Emily begins kindergarten, and the trappings are the same as with any child: the bus, the backpack, circle time. I visit her special classroom, a room adjacent to the “real” kindergarten, where my daughter has respite from the overly bright lights, the fast-moving students, the constant dialogue. The stimulation so necessary to development is oftentimes too much for Emily to bear. It’s a fine line to balance the movement and peace, so we all veer from one extreme to the other as best we can. My heart contracts with pride as Emily learns her letters and masters a voice-output device, her mode of communication. But my heart also contracts with pain as I see the other children swirling on the periphery, capable of so much and with such ease. Our lives, my husband’s and mine, fill with the role of parenting a child with disabilities.
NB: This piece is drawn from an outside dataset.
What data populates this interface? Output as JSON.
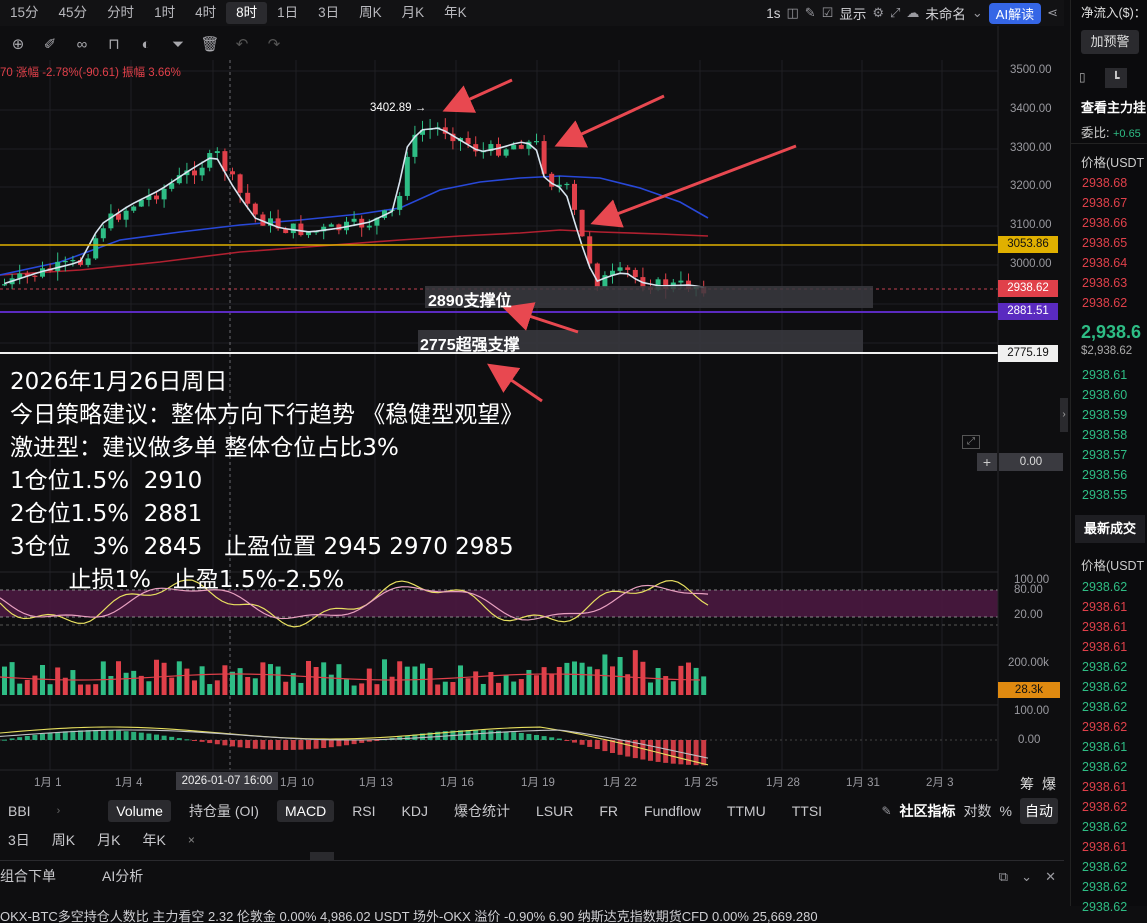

We become champions of the cause, joining groups, researching new developments, taking part as vocal advocates for our daughter’s rights. Sometimes this all feels fine and we soar with competence, proud of the manner in which we are managing. Sometimes it chafes, this role for which we did not volunteer, and we are quietly resentful, then guilty. My friends say they don’t know how I do it, my family say they are so proud, and I thrive on the accolades, smile a bit brighter. But behind that smile, a ghost lingers, and the loss of the perfect life I had planned sits heavy.
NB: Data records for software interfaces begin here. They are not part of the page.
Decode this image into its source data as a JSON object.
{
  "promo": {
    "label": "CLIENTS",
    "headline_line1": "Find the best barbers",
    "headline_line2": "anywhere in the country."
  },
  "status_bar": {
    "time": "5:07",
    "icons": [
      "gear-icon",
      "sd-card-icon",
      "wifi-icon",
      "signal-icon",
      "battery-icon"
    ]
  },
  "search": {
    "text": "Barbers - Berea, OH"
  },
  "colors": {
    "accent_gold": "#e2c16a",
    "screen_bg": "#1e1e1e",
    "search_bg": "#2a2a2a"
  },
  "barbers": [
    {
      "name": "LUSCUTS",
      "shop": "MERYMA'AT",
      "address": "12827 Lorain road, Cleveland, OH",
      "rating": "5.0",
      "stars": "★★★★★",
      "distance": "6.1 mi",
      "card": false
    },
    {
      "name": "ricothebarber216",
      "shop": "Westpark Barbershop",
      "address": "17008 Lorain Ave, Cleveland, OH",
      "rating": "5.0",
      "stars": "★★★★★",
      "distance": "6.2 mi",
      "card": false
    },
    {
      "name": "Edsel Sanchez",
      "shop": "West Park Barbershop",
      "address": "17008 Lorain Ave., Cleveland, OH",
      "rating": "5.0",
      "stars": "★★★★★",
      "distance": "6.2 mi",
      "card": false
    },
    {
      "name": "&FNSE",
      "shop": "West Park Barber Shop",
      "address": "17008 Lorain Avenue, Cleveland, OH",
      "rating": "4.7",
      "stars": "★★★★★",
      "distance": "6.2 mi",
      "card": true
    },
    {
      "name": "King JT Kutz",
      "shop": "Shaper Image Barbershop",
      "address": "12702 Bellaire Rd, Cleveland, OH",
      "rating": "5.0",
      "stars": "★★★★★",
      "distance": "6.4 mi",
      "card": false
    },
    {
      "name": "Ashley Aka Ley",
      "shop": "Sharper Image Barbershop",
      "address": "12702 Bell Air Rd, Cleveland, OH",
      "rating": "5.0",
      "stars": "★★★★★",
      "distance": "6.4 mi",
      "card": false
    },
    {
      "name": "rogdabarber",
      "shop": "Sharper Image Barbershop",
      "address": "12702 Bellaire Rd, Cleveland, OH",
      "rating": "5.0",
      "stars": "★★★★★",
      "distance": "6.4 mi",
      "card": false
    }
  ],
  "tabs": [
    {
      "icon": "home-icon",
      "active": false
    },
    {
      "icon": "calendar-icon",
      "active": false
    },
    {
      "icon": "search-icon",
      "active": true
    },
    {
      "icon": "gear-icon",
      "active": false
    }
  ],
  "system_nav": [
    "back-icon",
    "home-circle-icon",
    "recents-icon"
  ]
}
Before Emily, there was a woman who was a teacher and a wife and a friend. Now there is just Emily, and the woman struggles for her bearings, tries to find her footing. I see this woman in the mirror one day and take a long moment to recognize myself. It is time to find the “new normal” that will define my life. I search for the thing that will make the difference. At first, it is running, the simple act of lacing up my Sauconys and hitting the road. Exercise helps and heals. Running segues into racing, and although not an athlete, I train and plan and accomplish modest goals. Local 10Ks and marathons expand my world, and I embrace it with unabashed selfishness.
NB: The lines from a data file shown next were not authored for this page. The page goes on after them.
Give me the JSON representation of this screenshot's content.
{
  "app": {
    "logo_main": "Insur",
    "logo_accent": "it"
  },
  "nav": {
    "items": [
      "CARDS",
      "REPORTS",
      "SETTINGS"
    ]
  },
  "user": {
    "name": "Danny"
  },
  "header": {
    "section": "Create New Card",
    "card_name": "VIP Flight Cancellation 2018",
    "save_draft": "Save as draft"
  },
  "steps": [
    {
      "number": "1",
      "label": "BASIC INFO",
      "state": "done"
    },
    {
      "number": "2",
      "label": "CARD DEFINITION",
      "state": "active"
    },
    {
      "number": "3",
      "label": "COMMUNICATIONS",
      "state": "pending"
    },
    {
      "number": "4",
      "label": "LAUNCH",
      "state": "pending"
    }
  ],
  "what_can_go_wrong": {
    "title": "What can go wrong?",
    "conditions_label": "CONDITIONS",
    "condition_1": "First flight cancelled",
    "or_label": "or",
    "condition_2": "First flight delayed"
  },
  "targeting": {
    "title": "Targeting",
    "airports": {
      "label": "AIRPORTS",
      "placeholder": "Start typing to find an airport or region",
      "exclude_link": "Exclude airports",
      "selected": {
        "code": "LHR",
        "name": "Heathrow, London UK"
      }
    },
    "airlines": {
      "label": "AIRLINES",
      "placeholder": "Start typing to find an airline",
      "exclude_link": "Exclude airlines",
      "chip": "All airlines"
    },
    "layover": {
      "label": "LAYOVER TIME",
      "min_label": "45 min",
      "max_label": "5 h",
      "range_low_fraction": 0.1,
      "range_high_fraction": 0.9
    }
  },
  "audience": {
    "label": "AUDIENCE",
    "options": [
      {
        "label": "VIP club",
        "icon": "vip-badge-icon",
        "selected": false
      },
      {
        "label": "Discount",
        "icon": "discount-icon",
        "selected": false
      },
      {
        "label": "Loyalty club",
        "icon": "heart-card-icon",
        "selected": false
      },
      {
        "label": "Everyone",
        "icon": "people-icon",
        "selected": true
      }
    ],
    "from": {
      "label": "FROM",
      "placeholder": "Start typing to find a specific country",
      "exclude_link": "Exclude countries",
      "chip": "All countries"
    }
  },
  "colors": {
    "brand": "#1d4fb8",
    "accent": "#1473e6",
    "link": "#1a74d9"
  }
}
Running makes me brave, and although life with Emily is still turbulent, I have a renewed confidence. Another daughter comes along, followed by a son, born almost exactly 10 years after Emily. We cobble together a family, now not so much defined by the disability within it but by the love despite it. Emily’s siblings speed through typical development without a hitch, gladdening my soul and adding another layer of respect for my firstborn, who struggles so. The pain diminishes, and acceptance comes in.

My husband and I always mock the fuss made over graduation celebrations. We wonder when graduating from elementary school became such an occasion. Surely no one put on the ritz for us, back in the day. But times change, as they will, and the day is upon us, as Emily nears completion of fifth grade. This milestone day is marked by students all dressed up, speakers who wax nostalgic, and a video montage of the kids’ elementary-school years.

I sit in my cushioned seat, only half-cognizant of the speakers’ words. I wonder how Emily is faring backstage with her class, lined up for the processional. Her full-time aide is there to assist her, but still I am anxious, twisting the program into a wad on my lap. Finally it is her turn to cross the stage, and cross it she does, with a nudge and whispered directions. From stem to stern, it is perhaps 100 feet, but Emily’s journey is more than that. The outgoing class stands to recognize her walk; they cheer, holler her name.

Who knew that an elementary-school graduation, rife with its tired clichés and tacky streamers, would crystallize all those years of searching for peace? For now, in this moment, on this day, it is finally clear. I was mistaken. The albatross of disability in fact turns out to be a strand of uncultured pearls, each in its varied imperfection a pure and precious gift. No class I have taken, no country I have visited, no book I have read, has taught me more. This child who does not speak, who does not fit in, who is different wherever she goes, is a lesson to me.

Click here for an interview with Life Lessons contest winner Aldra Robinson, along with her essay, A Witness to Grace.